If I was Lewis Hamilton, I would be extremely unhappy with the Mercedes Team, whatever diplomatic language we may hear from him. A lack of strategic common sense from his support team has definitely cost him an 8th Formula 1 World Title.
Analysis – Final Pit Stop
There was only one option open to Red Bull when the Safety Car was deployed: Verstappen was never going to catch Hamilton if he stayed out with the Hard Compound Tyre. Bringing him in as soon as possible and hoping for an opportunity was a “no brainer”
The situation was admittedly more complex for Mercedes. Their driver had performed brilliantly, done all he could be expected to do, and the only scenarios which could prevent Hamilton from winning were either a car problem (maybe tyre related) or a Safety Car.
Earlier in the race, Hamilton’s engineer was on the radio asking which tyre he would prefer in the event of a Safety Car – Hard or Medium – which meant that they were at least alive to that possibility. This should have meant that strategies had been prepared.
However, once the Red Bull had pitted for new tyres, the Mercedes team seemed unsure what to do: there was TV footage of Mercedes mechanics appearing to be ready for Hamilton pitting, only to then return to the garage – this happened a couple of times while the race continued slowly behind the Safety Car. Presumably they then thought that it was too late to pit, and maybe the Safety Car would remain out for the rest of the race. Unfortunately, this did not happen.

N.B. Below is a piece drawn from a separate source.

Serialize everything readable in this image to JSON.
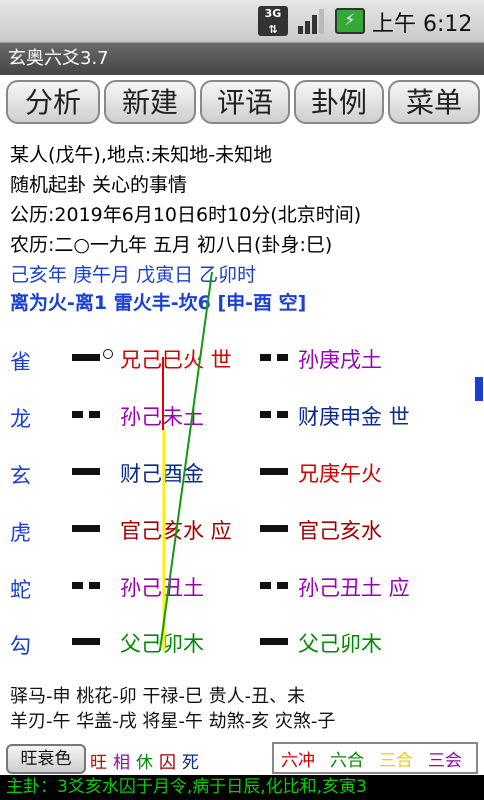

If Verstappen had stayed out on track, and not pitted, the right decision would have been to leave Hamilton there too. However, the reason these guys at Mercedes are paid the “big bucks” is because they should be able to predict factors such as the actions of the Red Bull Team, the likely delay necessary to clear the track (the position of the crashed car) and the number of laps remaining in the race when and if the Safety Car was no longer deployed.

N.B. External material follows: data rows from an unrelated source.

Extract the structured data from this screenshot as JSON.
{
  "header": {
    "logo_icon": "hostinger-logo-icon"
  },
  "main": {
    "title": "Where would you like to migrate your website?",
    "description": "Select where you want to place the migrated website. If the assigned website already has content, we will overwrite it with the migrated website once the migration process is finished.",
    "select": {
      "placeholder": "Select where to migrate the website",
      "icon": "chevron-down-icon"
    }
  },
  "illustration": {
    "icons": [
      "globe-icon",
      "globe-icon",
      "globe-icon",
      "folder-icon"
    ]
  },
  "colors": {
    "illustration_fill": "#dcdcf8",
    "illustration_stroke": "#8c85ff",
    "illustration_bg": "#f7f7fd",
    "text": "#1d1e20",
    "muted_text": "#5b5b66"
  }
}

The correct decision would have been to bring Hamilton in for fresh tyres as soon as possible, and even before Verstappen, if the Pit Lane entrance had been available. Even if he then dropped a couple of places to Verstappen, he would still have had a fighting chance for the win. Once that window of opportunity had closed, they could only hope that the race would finish under the safety car.
Conclusion – An Unfair Result compounded by Inconsistency
The outcome of the final race of the 2021 season and the winner of the Formula 1 World Title was decided by a back marker crashing out of the race. Red Bull and Verstappen should be extremely grateful to Nick Latifi.
And Micahel Masi must go – there is no place for inconsistency in Formula 1 especially from the Race Director, He has lost the confidence of the Teams and many of the drivers.
Please feel free to add any Comment – see below. Did you watch the race?